> _WORK INSTRUCTION_:
Restate each entry below word for word, without skipping any.

> _RECORDS SUPPLIED_:
Segment Open
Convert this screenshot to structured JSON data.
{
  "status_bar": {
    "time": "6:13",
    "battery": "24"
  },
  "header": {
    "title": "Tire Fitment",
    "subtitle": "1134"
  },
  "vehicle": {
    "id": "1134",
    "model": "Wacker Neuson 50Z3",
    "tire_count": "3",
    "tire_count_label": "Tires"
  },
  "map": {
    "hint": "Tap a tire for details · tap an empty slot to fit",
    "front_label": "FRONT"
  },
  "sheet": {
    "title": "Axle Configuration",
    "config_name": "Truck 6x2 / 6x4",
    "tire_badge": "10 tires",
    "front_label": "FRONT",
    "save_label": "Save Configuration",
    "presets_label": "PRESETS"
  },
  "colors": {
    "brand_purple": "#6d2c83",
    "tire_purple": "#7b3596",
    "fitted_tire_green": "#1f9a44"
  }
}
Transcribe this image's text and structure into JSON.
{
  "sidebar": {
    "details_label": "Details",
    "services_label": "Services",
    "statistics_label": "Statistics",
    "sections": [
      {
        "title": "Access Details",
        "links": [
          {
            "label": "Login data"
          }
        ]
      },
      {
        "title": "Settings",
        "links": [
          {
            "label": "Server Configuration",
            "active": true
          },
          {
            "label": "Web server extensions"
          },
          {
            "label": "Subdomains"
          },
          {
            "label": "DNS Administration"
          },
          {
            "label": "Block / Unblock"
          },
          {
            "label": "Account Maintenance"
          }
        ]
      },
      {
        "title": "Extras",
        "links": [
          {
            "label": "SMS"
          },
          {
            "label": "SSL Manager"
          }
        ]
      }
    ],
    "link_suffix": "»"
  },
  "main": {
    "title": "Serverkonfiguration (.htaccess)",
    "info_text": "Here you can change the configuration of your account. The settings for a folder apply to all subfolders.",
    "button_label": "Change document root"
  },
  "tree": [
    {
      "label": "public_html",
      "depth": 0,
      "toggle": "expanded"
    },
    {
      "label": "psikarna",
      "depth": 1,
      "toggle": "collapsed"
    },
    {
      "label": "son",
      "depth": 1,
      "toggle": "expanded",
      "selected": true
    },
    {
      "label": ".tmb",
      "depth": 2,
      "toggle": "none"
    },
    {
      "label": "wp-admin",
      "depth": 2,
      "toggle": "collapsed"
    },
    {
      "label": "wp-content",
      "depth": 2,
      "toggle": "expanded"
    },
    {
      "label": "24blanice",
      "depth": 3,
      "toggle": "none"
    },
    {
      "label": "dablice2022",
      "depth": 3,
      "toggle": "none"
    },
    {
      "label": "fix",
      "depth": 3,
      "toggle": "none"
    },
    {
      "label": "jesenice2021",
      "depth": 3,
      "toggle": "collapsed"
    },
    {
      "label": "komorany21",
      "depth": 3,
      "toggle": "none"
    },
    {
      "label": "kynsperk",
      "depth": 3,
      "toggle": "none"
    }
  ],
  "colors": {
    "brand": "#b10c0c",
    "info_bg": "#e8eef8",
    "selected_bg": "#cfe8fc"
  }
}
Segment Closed
> _TASK ANSWER_:
Convert this screenshot to structured JSON data.
{
  "status_bar": {
    "time": "6:13",
    "battery": "24"
  },
  "header": {
    "title": "Tire Fitment",
    "subtitle": "1134"
  },
  "vehicle": {
    "id": "1134",
    "model": "Wacker Neuson 50Z3",
    "tire_count": "3",
    "tire_count_label": "Tires"
  },
  "map": {
    "hint": "Tap a tire for details · tap an empty slot to fit",
    "front_label": "FRONT"
  },
  "sheet": {
    "title": "Axle Configuration",
    "config_name": "Truck 6x2 / 6x4",
    "tire_badge": "10 tires",
    "front_label": "FRONT",
    "save_label": "Save Configuration",
    "presets_label": "PRESETS"
  },
  "colors": {
    "brand_purple": "#6d2c83",
    "tire_purple": "#7b3596",
    "fitted_tire_green": "#1f9a44"
  }
}
Transcribe this image's text and structure into JSON.
{
  "sidebar": {
    "details_label": "Details",
    "services_label": "Services",
    "statistics_label": "Statistics",
    "sections": [
      {
        "title": "Access Details",
        "links": [
          {
            "label": "Login data"
          }
        ]
      },
      {
        "title": "Settings",
        "links": [
          {
            "label": "Server Configuration",
            "active": true
          },
          {
            "label": "Web server extensions"
          },
          {
            "label": "Subdomains"
          },
          {
            "label": "DNS Administration"
          },
          {
            "label": "Block / Unblock"
          },
          {
            "label": "Account Maintenance"
          }
        ]
      },
      {
        "title": "Extras",
        "links": [
          {
            "label": "SMS"
          },
          {
            "label": "SSL Manager"
          }
        ]
      }
    ],
    "link_suffix": "»"
  },
  "main": {
    "title": "Serverkonfiguration (.htaccess)",
    "info_text": "Here you can change the configuration of your account. The settings for a folder apply to all subfolders.",
    "button_label": "Change document root"
  },
  "tree": [
    {
      "label": "public_html",
      "depth": 0,
      "toggle": "expanded"
    },
    {
      "label": "psikarna",
      "depth": 1,
      "toggle": "collapsed"
    },
    {
      "label": "son",
      "depth": 1,
      "toggle": "expanded",
      "selected": true
    },
    {
      "label": ".tmb",
      "depth": 2,
      "toggle": "none"
    },
    {
      "label": "wp-admin",
      "depth": 2,
      "toggle": "collapsed"
    },
    {
      "label": "wp-content",
      "depth": 2,
      "toggle": "expanded"
    },
    {
      "label": "24blanice",
      "depth": 3,
      "toggle": "none"
    },
    {
      "label": "dablice2022",
      "depth": 3,
      "toggle": "none"
    },
    {
      "label": "fix",
      "depth": 3,
      "toggle": "none"
    },
    {
      "label": "jesenice2021",
      "depth": 3,
      "toggle": "collapsed"
    },
    {
      "label": "komorany21",
      "depth": 3,
      "toggle": "none"
    },
    {
      "label": "kynsperk",
      "depth": 3,
      "toggle": "none"
    }
  ],
  "colors": {
    "brand": "#b10c0c",
    "info_bg": "#e8eef8",
    "selected_bg": "#cfe8fc"
  }
}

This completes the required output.